(Source information)
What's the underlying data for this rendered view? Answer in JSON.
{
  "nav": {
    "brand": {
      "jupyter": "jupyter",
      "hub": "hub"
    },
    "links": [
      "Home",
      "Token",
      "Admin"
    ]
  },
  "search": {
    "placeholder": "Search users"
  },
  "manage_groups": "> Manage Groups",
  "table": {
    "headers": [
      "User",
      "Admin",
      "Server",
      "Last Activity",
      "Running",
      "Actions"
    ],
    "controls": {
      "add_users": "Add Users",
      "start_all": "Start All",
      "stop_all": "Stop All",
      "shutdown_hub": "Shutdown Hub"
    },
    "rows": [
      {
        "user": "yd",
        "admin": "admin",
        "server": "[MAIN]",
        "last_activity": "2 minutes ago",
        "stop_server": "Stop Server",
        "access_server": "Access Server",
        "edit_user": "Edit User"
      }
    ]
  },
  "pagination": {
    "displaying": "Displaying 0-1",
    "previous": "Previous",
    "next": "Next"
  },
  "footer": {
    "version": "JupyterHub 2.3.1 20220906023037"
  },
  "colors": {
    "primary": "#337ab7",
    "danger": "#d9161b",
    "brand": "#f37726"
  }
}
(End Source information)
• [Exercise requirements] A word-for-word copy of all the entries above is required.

• [Response to the task]
What's the underlying data for this rendered view? Answer in JSON.
{
  "nav": {
    "brand": {
      "jupyter": "jupyter",
      "hub": "hub"
    },
    "links": [
      "Home",
      "Token",
      "Admin"
    ]
  },
  "search": {
    "placeholder": "Search users"
  },
  "manage_groups": "> Manage Groups",
  "table": {
    "headers": [
      "User",
      "Admin",
      "Server",
      "Last Activity",
      "Running",
      "Actions"
    ],
    "controls": {
      "add_users": "Add Users",
      "start_all": "Start All",
      "stop_all": "Stop All",
      "shutdown_hub": "Shutdown Hub"
    },
    "rows": [
      {
        "user": "yd",
        "admin": "admin",
        "server": "[MAIN]",
        "last_activity": "2 minutes ago",
        "stop_server": "Stop Server",
        "access_server": "Access Server",
        "edit_user": "Edit User"
      }
    ]
  },
  "pagination": {
    "displaying": "Displaying 0-1",
    "previous": "Previous",
    "next": "Next"
  },
  "footer": {
    "version": "JupyterHub 2.3.1 20220906023037"
  },
  "colors": {
    "primary": "#337ab7",
    "danger": "#d9161b",
    "brand": "#f37726"
  }
}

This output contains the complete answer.